Problem details: Your answer must be an exact repetition of every record.

Page and application data records:
>>>
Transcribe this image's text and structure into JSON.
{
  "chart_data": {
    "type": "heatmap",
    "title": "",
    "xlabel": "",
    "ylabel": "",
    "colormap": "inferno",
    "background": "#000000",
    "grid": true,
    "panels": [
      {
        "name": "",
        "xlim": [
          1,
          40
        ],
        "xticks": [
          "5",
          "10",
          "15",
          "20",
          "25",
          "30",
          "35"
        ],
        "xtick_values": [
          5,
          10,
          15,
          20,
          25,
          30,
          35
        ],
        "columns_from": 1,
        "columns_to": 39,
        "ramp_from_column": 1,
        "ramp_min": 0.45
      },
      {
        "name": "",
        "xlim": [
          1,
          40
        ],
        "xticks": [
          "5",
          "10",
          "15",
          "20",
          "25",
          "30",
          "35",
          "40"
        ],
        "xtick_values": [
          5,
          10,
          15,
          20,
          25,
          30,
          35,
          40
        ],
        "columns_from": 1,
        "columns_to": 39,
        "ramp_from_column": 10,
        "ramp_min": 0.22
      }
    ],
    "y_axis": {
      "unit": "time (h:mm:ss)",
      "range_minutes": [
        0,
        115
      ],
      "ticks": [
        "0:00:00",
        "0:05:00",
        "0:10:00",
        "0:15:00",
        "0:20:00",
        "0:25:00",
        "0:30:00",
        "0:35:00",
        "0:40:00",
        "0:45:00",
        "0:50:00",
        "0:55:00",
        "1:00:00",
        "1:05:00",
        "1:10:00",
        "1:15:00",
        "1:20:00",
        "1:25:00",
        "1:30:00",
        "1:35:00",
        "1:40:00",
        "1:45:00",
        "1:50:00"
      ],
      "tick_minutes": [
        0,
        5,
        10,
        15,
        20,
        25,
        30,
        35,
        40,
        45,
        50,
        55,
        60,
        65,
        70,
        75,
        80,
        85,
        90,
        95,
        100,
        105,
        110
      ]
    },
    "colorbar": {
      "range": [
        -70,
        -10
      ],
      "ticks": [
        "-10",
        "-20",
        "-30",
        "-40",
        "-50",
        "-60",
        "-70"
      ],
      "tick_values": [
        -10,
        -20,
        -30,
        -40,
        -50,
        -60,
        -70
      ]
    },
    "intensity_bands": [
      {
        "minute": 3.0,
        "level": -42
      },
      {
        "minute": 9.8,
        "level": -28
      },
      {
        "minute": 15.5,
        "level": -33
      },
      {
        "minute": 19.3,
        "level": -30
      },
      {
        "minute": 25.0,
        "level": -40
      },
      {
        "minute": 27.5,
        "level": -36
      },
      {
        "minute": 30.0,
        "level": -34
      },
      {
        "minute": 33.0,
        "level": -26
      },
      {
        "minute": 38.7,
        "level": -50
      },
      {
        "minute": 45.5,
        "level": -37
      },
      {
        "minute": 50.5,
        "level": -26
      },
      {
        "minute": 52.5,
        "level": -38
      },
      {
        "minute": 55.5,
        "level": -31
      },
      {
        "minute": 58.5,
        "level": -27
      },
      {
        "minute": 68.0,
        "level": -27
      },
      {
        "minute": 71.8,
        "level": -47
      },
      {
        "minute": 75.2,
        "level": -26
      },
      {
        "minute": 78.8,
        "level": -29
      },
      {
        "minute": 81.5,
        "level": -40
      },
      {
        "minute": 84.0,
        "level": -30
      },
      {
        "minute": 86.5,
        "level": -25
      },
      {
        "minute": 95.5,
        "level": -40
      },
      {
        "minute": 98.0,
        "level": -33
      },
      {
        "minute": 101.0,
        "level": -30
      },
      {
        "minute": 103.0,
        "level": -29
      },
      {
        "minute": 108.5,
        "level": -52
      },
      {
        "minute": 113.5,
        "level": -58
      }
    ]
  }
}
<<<
Answer section:
Transcribe this image's text and structure into JSON.
{
  "chart_data": {
    "type": "heatmap",
    "title": "",
    "xlabel": "",
    "ylabel": "",
    "colormap": "inferno",
    "background": "#000000",
    "grid": true,
    "panels": [
      {
        "name": "",
        "xlim": [
          1,
          40
        ],
        "xticks": [
          "5",
          "10",
          "15",
          "20",
          "25",
          "30",
          "35"
        ],
        "xtick_values": [
          5,
          10,
          15,
          20,
          25,
          30,
          35
        ],
        "columns_from": 1,
        "columns_to": 39,
        "ramp_from_column": 1,
        "ramp_min": 0.45
      },
      {
        "name": "",
        "xlim": [
          1,
          40
        ],
        "xticks": [
          "5",
          "10",
          "15",
          "20",
          "25",
          "30",
          "35",
          "40"
        ],
        "xtick_values": [
          5,
          10,
          15,
          20,
          25,
          30,
          35,
          40
        ],
        "columns_from": 1,
        "columns_to": 39,
        "ramp_from_column": 10,
        "ramp_min": 0.22
      }
    ],
    "y_axis": {
      "unit": "time (h:mm:ss)",
      "range_minutes": [
        0,
        115
      ],
      "ticks": [
        "0:00:00",
        "0:05:00",
        "0:10:00",
        "0:15:00",
        "0:20:00",
        "0:25:00",
        "0:30:00",
        "0:35:00",
        "0:40:00",
        "0:45:00",
        "0:50:00",
        "0:55:00",
        "1:00:00",
        "1:05:00",
        "1:10:00",
        "1:15:00",
        "1:20:00",
        "1:25:00",
        "1:30:00",
        "1:35:00",
        "1:40:00",
        "1:45:00",
        "1:50:00"
      ],
      "tick_minutes": [
        0,
        5,
        10,
        15,
        20,
        25,
        30,
        35,
        40,
        45,
        50,
        55,
        60,
        65,
        70,
        75,
        80,
        85,
        90,
        95,
        100,
        105,
        110
      ]
    },
    "colorbar": {
      "range": [
        -70,
        -10
      ],
      "ticks": [
        "-10",
        "-20",
        "-30",
        "-40",
        "-50",
        "-60",
        "-70"
      ],
      "tick_values": [
        -10,
        -20,
        -30,
        -40,
        -50,
        -60,
        -70
      ]
    },
    "intensity_bands": [
      {
        "minute": 3.0,
        "level": -42
      },
      {
        "minute": 9.8,
        "level": -28
      },
      {
        "minute": 15.5,
        "level": -33
      },
      {
        "minute": 19.3,
        "level": -30
      },
      {
        "minute": 25.0,
        "level": -40
      },
      {
        "minute": 27.5,
        "level": -36
      },
      {
        "minute": 30.0,
        "level": -34
      },
      {
        "minute": 33.0,
        "level": -26
      },
      {
        "minute": 38.7,
        "level": -50
      },
      {
        "minute": 45.5,
        "level": -37
      },
      {
        "minute": 50.5,
        "level": -26
      },
      {
        "minute": 52.5,
        "level": -38
      },
      {
        "minute": 55.5,
        "level": -31
      },
      {
        "minute": 58.5,
        "level": -27
      },
      {
        "minute": 68.0,
        "level": -27
      },
      {
        "minute": 71.8,
        "level": -47
      },
      {
        "minute": 75.2,
        "level": -26
      },
      {
        "minute": 78.8,
        "level": -29
      },
      {
        "minute": 81.5,
        "level": -40
      },
      {
        "minute": 84.0,
        "level": -30
      },
      {
        "minute": 86.5,
        "level": -25
      },
      {
        "minute": 95.5,
        "level": -40
      },
      {
        "minute": 98.0,
        "level": -33
      },
      {
        "minute": 101.0,
        "level": -30
      },
      {
        "minute": 103.0,
        "level": -29
      },
      {
        "minute": 108.5,
        "level": -52
      },
      {
        "minute": 113.5,
        "level": -58
      }
    ]
  }
}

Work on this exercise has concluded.